(Records supplied)
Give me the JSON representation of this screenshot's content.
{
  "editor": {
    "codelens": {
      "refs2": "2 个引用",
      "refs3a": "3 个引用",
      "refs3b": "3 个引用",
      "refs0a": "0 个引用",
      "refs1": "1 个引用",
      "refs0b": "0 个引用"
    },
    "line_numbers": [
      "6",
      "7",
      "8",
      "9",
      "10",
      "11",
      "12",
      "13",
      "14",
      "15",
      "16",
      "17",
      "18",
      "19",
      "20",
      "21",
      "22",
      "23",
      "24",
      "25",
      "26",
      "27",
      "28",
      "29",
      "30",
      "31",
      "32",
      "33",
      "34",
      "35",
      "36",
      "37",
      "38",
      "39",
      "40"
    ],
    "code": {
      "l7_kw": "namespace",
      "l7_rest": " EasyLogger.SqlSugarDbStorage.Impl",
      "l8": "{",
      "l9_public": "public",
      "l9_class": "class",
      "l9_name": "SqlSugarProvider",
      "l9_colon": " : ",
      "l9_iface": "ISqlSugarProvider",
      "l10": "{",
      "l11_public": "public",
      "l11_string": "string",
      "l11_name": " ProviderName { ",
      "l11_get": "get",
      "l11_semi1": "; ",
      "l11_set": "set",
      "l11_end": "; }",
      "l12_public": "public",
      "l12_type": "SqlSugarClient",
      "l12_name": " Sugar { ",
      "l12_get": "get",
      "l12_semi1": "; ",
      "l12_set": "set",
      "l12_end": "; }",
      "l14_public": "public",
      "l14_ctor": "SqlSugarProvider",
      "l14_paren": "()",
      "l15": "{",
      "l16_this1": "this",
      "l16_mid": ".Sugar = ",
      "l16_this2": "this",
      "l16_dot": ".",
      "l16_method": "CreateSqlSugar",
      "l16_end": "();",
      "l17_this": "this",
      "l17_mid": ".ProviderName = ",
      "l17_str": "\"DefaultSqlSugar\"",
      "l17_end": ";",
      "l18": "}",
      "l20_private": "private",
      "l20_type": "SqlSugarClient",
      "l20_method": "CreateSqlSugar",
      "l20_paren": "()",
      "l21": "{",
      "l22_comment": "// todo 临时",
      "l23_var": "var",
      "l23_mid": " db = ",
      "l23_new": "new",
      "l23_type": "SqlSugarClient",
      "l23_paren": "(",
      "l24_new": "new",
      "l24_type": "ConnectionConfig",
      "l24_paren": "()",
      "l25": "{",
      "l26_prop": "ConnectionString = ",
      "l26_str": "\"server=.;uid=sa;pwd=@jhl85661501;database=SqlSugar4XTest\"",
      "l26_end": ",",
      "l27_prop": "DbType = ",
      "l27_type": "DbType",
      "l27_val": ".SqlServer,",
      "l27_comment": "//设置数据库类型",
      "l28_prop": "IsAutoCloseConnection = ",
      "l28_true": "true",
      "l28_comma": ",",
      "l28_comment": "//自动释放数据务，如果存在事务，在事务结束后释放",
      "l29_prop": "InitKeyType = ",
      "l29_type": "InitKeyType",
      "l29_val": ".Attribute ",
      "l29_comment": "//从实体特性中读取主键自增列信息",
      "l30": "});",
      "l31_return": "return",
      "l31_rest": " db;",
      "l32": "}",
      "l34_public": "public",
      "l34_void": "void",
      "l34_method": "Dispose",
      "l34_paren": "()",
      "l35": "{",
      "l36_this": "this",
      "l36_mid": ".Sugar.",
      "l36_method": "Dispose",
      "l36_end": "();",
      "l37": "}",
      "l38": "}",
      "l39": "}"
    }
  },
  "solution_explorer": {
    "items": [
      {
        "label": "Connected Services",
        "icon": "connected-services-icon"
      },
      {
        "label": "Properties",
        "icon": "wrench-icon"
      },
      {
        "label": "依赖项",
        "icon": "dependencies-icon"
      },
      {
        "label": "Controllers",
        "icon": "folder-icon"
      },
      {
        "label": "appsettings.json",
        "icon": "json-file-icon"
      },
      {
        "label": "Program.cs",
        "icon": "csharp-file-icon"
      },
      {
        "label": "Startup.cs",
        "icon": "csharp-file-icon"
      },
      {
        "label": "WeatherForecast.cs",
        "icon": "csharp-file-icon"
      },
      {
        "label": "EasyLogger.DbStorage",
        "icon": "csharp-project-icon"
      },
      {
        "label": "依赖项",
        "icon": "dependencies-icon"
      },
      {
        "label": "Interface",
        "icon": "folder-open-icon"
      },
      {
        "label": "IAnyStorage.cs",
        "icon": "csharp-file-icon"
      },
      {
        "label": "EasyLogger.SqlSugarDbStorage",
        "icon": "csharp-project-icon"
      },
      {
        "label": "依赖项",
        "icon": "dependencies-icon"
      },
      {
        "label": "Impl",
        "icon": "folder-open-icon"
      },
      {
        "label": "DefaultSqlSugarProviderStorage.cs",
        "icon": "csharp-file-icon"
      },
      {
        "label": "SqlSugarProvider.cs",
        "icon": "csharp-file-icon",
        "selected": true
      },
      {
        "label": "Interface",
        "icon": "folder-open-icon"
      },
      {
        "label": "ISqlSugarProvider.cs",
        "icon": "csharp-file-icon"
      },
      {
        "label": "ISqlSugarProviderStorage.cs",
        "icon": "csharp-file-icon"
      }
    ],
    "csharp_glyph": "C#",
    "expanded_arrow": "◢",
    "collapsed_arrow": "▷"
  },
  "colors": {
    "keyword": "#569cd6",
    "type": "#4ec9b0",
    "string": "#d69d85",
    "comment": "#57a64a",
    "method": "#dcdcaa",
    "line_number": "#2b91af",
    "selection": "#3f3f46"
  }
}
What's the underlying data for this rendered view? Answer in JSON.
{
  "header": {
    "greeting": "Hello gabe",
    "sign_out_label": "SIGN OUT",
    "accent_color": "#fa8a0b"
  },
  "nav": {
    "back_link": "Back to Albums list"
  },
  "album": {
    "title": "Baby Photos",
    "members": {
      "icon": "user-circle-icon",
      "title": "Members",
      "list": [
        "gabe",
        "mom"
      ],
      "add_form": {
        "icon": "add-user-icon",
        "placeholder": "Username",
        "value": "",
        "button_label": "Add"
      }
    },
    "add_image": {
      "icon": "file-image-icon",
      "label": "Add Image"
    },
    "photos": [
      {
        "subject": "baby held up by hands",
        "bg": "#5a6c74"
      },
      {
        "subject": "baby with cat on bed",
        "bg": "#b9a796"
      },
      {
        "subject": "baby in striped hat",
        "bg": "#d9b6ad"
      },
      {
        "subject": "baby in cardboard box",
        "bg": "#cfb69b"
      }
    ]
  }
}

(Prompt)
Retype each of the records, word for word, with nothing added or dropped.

(Result of the exercise)
Give me the JSON representation of this screenshot's content.
{
  "editor": {
    "codelens": {
      "refs2": "2 个引用",
      "refs3a": "3 个引用",
      "refs3b": "3 个引用",
      "refs0a": "0 个引用",
      "refs1": "1 个引用",
      "refs0b": "0 个引用"
    },
    "line_numbers": [
      "6",
      "7",
      "8",
      "9",
      "10",
      "11",
      "12",
      "13",
      "14",
      "15",
      "16",
      "17",
      "18",
      "19",
      "20",
      "21",
      "22",
      "23",
      "24",
      "25",
      "26",
      "27",
      "28",
      "29",
      "30",
      "31",
      "32",
      "33",
      "34",
      "35",
      "36",
      "37",
      "38",
      "39",
      "40"
    ],
    "code": {
      "l7_kw": "namespace",
      "l7_rest": " EasyLogger.SqlSugarDbStorage.Impl",
      "l8": "{",
      "l9_public": "public",
      "l9_class": "class",
      "l9_name": "SqlSugarProvider",
      "l9_colon": " : ",
      "l9_iface": "ISqlSugarProvider",
      "l10": "{",
      "l11_public": "public",
      "l11_string": "string",
      "l11_name": " ProviderName { ",
      "l11_get": "get",
      "l11_semi1": "; ",
      "l11_set": "set",
      "l11_end": "; }",
      "l12_public": "public",
      "l12_type": "SqlSugarClient",
      "l12_name": " Sugar { ",
      "l12_get": "get",
      "l12_semi1": "; ",
      "l12_set": "set",
      "l12_end": "; }",
      "l14_public": "public",
      "l14_ctor": "SqlSugarProvider",
      "l14_paren": "()",
      "l15": "{",
      "l16_this1": "this",
      "l16_mid": ".Sugar = ",
      "l16_this2": "this",
      "l16_dot": ".",
      "l16_method": "CreateSqlSugar",
      "l16_end": "();",
      "l17_this": "this",
      "l17_mid": ".ProviderName = ",
      "l17_str": "\"DefaultSqlSugar\"",
      "l17_end": ";",
      "l18": "}",
      "l20_private": "private",
      "l20_type": "SqlSugarClient",
      "l20_method": "CreateSqlSugar",
      "l20_paren": "()",
      "l21": "{",
      "l22_comment": "// todo 临时",
      "l23_var": "var",
      "l23_mid": " db = ",
      "l23_new": "new",
      "l23_type": "SqlSugarClient",
      "l23_paren": "(",
      "l24_new": "new",
      "l24_type": "ConnectionConfig",
      "l24_paren": "()",
      "l25": "{",
      "l26_prop": "ConnectionString = ",
      "l26_str": "\"server=.;uid=sa;pwd=@jhl85661501;database=SqlSugar4XTest\"",
      "l26_end": ",",
      "l27_prop": "DbType = ",
      "l27_type": "DbType",
      "l27_val": ".SqlServer,",
      "l27_comment": "//设置数据库类型",
      "l28_prop": "IsAutoCloseConnection = ",
      "l28_true": "true",
      "l28_comma": ",",
      "l28_comment": "//自动释放数据务，如果存在事务，在事务结束后释放",
      "l29_prop": "InitKeyType = ",
      "l29_type": "InitKeyType",
      "l29_val": ".Attribute ",
      "l29_comment": "//从实体特性中读取主键自增列信息",
      "l30": "});",
      "l31_return": "return",
      "l31_rest": " db;",
      "l32": "}",
      "l34_public": "public",
      "l34_void": "void",
      "l34_method": "Dispose",
      "l34_paren": "()",
      "l35": "{",
      "l36_this": "this",
      "l36_mid": ".Sugar.",
      "l36_method": "Dispose",
      "l36_end": "();",
      "l37": "}",
      "l38": "}",
      "l39": "}"
    }
  },
  "solution_explorer": {
    "items": [
      {
        "label": "Connected Services",
        "icon": "connected-services-icon"
      },
      {
        "label": "Properties",
        "icon": "wrench-icon"
      },
      {
        "label": "依赖项",
        "icon": "dependencies-icon"
      },
      {
        "label": "Controllers",
        "icon": "folder-icon"
      },
      {
        "label": "appsettings.json",
        "icon": "json-file-icon"
      },
      {
        "label": "Program.cs",
        "icon": "csharp-file-icon"
      },
      {
        "label": "Startup.cs",
        "icon": "csharp-file-icon"
      },
      {
        "label": "WeatherForecast.cs",
        "icon": "csharp-file-icon"
      },
      {
        "label": "EasyLogger.DbStorage",
        "icon": "csharp-project-icon"
      },
      {
        "label": "依赖项",
        "icon": "dependencies-icon"
      },
      {
        "label": "Interface",
        "icon": "folder-open-icon"
      },
      {
        "label": "IAnyStorage.cs",
        "icon": "csharp-file-icon"
      },
      {
        "label": "EasyLogger.SqlSugarDbStorage",
        "icon": "csharp-project-icon"
      },
      {
        "label": "依赖项",
        "icon": "dependencies-icon"
      },
      {
        "label": "Impl",
        "icon": "folder-open-icon"
      },
      {
        "label": "DefaultSqlSugarProviderStorage.cs",
        "icon": "csharp-file-icon"
      },
      {
        "label": "SqlSugarProvider.cs",
        "icon": "csharp-file-icon",
        "selected": true
      },
      {
        "label": "Interface",
        "icon": "folder-open-icon"
      },
      {
        "label": "ISqlSugarProvider.cs",
        "icon": "csharp-file-icon"
      },
      {
        "label": "ISqlSugarProviderStorage.cs",
        "icon": "csharp-file-icon"
      }
    ],
    "csharp_glyph": "C#",
    "expanded_arrow": "◢",
    "collapsed_arrow": "▷"
  },
  "colors": {
    "keyword": "#569cd6",
    "type": "#4ec9b0",
    "string": "#d69d85",
    "comment": "#57a64a",
    "method": "#dcdcaa",
    "line_number": "#2b91af",
    "selection": "#3f3f46"
  }
}
What's the underlying data for this rendered view? Answer in JSON.
{
  "header": {
    "greeting": "Hello gabe",
    "sign_out_label": "SIGN OUT",
    "accent_color": "#fa8a0b"
  },
  "nav": {
    "back_link": "Back to Albums list"
  },
  "album": {
    "title": "Baby Photos",
    "members": {
      "icon": "user-circle-icon",
      "title": "Members",
      "list": [
        "gabe",
        "mom"
      ],
      "add_form": {
        "icon": "add-user-icon",
        "placeholder": "Username",
        "value": "",
        "button_label": "Add"
      }
    },
    "add_image": {
      "icon": "file-image-icon",
      "label": "Add Image"
    },
    "photos": [
      {
        "subject": "baby held up by hands",
        "bg": "#5a6c74"
      },
      {
        "subject": "baby with cat on bed",
        "bg": "#b9a796"
      },
      {
        "subject": "baby in striped hat",
        "bg": "#d9b6ad"
      },
      {
        "subject": "baby in cardboard box",
        "bg": "#cfb69b"
      }
    ]
  }
}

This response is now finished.